The Brett Myers moving to the bullpen topic of discussion hasn't been broached yet, not even by the eager media to the Indians. If it has, there hasn't been anything made note of it. What has been noted is the fact that Myers' rehab outing scheduled for Monday night was shut down. The Indians said his elbow "was still a little tender" from the last outing. He'll be evaluated today and I'm sure we will hear more on the matter today.
Francona said his elbow is "being cranky." Tender, cranky... I usually am tender when I'm cranky too.
I know this is billed as being two different series because it is a home and road split, but really, this is one series against one team. And it is the only series with the team that we've become accustomed to seeing twice a year in three game sets. Whoever made that Ohio Cup business is getting really upset after last year's 3-3 split and the increased possibility of another split between the two teams. The Indians do hold a 42-39 lead in the all-time series however.
This will pretty much end the 2-2 business that the Indians have had so far with their interleague opponents. They've got a pretty normal looking schedule from here on out with more three and four game series scheduled, particularly the three game variety with the NL opponents.
Mickey Callaway spoke on Corey Kluber after his great performance against Boston. He praised the adjustments that Kluber has made to this point, not from game to game, but rather inning to inning.
"In the past, when he was able to make adjustments, it was more start to start," Indians pitching coach Mickey Callaway said. "So you saw some inconsistencies. Now, it seems like he's doing it in-game, which is really helping. He's a guy that likes information and likes feedback. Now, he's really starting to be able to use it in games."
Callaway mentioned that they want Kluber to stay away from his cutter and use it as a compliment to his fastball. It's working, because he's getting full life on his fastball and his slider is effective. Callaway noted that sometimes a cutter can effect the slider's movement. Kluber said that his comfort level is settling in and also mentioned he's getting on top of his pitches much better than before when he was too quick to the plate, especially against the Tigers.

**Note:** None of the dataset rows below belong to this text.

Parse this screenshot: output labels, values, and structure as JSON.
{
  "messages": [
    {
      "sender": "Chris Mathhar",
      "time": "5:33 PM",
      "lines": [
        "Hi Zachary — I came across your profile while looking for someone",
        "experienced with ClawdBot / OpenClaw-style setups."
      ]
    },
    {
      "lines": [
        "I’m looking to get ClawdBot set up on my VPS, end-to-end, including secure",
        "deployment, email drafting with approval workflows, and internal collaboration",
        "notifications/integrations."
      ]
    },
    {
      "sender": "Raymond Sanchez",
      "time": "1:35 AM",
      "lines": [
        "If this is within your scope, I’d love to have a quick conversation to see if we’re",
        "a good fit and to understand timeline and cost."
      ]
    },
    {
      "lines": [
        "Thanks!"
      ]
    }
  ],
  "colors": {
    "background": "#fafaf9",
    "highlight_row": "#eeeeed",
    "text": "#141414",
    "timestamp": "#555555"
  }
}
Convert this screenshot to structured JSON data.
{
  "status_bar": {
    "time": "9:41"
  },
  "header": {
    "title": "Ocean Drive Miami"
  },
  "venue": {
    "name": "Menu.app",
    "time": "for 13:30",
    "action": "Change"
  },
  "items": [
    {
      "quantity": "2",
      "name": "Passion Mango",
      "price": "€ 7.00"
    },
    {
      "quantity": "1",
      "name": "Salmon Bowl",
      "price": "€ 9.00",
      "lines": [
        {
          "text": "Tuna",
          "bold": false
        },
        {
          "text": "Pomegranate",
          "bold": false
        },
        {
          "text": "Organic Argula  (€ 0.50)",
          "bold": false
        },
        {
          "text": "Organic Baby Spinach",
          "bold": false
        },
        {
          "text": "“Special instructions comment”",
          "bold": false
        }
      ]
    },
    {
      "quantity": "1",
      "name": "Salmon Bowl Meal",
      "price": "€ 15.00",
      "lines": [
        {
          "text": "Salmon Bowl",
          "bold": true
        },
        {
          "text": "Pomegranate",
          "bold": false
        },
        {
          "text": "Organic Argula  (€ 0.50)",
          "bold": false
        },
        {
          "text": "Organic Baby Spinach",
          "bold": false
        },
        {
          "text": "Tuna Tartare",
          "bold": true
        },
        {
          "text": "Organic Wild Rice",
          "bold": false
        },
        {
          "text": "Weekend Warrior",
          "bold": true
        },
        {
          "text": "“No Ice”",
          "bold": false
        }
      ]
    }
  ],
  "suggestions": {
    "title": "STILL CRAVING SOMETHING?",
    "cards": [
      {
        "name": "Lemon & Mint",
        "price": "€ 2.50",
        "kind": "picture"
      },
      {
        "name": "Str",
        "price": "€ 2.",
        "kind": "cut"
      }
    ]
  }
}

And it is worth mentioning once again in case you didn't see it yesterday.
If he were qualified, Corey Kluber's 6.14 strikeout to walk ratio would rank fifth in all of baseball.
I'll stop eventually.
Finally, what would typically be reserved for the new Sunday Grazing fun is just too good not to mention right now because of what Francona said in response.
Anyone catch the awkward moment when God Bless America started up in the middle of an on-the-field argument?
Bourn was tagged out attempting to steal second in the seventh inning. Although he wasn't really tagged out. He was tagged, but it was Bourn's belief that he was safe (because he was). So Bourn argued, which prompted Francona to come out and stop things.
"I got out there because I thought Bourny was yelling at him," Francona said. "I got in the way of Bourny and Bourny goes, 'Tito, I'm not cursing at him.' I said, 'Oh, I know, because Michael Bourn doesn't curse.' Then Bourny goes, 'Yes, I do. Sometimes.' If there had been a tape recorder out there ... it was so funny. It was unbelievable."
What looked like a heated argument was actually this.
"I told Tom Hallion, I said, 'I came out here to yell at you and now I have to honor America with you.' That's exactly what I told him. We ended up all laughing. I said, 'Look at this. Look what you did now,'" said Francona, still laughing. "'I've got 34,000 people here and I have to take my hat off.'"
What a comical altercation. Bourn is arguing during the singing, and Tito is just worried about his baldness showing.
Nino is in full baseball mode here and on The Tribe Daily, his own Indians blog. Don't miss all the fun, photoshopped Indians players, and LOLTribe ridiciulousness.